- EXERCISE REQUIREMENTS -
Begin with the line that has "Enumerate this screenshot's". Give it and every line after it again, exactly, through the end of the entries below.

- SOURCE RECORDS -

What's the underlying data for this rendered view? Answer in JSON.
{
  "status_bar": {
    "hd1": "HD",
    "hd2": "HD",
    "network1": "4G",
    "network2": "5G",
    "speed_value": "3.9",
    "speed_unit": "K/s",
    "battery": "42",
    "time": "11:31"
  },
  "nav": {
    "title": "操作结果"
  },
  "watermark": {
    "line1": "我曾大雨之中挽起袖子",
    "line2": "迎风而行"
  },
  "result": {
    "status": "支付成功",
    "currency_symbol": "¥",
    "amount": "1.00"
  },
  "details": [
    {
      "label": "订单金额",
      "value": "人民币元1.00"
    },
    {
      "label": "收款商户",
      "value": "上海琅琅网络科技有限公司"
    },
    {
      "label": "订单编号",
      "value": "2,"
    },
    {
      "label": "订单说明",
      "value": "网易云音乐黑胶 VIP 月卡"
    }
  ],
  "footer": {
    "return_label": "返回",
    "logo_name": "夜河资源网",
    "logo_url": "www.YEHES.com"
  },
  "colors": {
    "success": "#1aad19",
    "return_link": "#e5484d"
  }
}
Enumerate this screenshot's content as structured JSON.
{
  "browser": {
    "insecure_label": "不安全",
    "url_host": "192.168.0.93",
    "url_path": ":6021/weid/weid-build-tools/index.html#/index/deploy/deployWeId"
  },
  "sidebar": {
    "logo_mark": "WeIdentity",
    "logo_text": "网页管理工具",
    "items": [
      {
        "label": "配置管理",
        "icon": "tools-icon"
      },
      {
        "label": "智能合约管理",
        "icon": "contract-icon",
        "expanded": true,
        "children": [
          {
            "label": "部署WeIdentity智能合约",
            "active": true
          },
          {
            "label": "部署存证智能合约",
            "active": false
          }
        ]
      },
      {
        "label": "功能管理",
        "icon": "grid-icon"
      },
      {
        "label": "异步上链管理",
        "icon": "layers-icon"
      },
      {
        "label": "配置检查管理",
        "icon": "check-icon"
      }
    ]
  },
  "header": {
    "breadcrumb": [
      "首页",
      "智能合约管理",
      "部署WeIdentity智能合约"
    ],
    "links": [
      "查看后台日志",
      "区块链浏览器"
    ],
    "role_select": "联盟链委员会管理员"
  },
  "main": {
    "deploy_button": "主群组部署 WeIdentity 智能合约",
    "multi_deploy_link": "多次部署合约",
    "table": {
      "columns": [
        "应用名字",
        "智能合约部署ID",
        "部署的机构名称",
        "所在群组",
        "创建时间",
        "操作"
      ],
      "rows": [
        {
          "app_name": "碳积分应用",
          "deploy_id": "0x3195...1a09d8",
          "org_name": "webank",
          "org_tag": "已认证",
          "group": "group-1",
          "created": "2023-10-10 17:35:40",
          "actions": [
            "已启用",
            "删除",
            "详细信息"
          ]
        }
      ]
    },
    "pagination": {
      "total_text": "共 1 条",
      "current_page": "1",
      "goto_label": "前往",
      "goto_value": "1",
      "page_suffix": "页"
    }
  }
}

- OUTPUT OF THE TASK -
Enumerate this screenshot's content as structured JSON.
{
  "browser": {
    "insecure_label": "不安全",
    "url_host": "192.168.0.93",
    "url_path": ":6021/weid/weid-build-tools/index.html#/index/deploy/deployWeId"
  },
  "sidebar": {
    "logo_mark": "WeIdentity",
    "logo_text": "网页管理工具",
    "items": [
      {
        "label": "配置管理",
        "icon": "tools-icon"
      },
      {
        "label": "智能合约管理",
        "icon": "contract-icon",
        "expanded": true,
        "children": [
          {
            "label": "部署WeIdentity智能合约",
            "active": true
          },
          {
            "label": "部署存证智能合约",
            "active": false
          }
        ]
      },
      {
        "label": "功能管理",
        "icon": "grid-icon"
      },
      {
        "label": "异步上链管理",
        "icon": "layers-icon"
      },
      {
        "label": "配置检查管理",
        "icon": "check-icon"
      }
    ]
  },
  "header": {
    "breadcrumb": [
      "首页",
      "智能合约管理",
      "部署WeIdentity智能合约"
    ],
    "links": [
      "查看后台日志",
      "区块链浏览器"
    ],
    "role_select": "联盟链委员会管理员"
  },
  "main": {
    "deploy_button": "主群组部署 WeIdentity 智能合约",
    "multi_deploy_link": "多次部署合约",
    "table": {
      "columns": [
        "应用名字",
        "智能合约部署ID",
        "部署的机构名称",
        "所在群组",
        "创建时间",
        "操作"
      ],
      "rows": [
        {
          "app_name": "碳积分应用",
          "deploy_id": "0x3195...1a09d8",
          "org_name": "webank",
          "org_tag": "已认证",
          "group": "group-1",
          "created": "2023-10-10 17:35:40",
          "actions": [
            "已启用",
            "删除",
            "详细信息"
          ]
        }
      ]
    },
    "pagination": {
      "total_text": "共 1 条",
      "current_page": "1",
      "goto_label": "前往",
      "goto_value": "1",
      "page_suffix": "页"
    }
  }
}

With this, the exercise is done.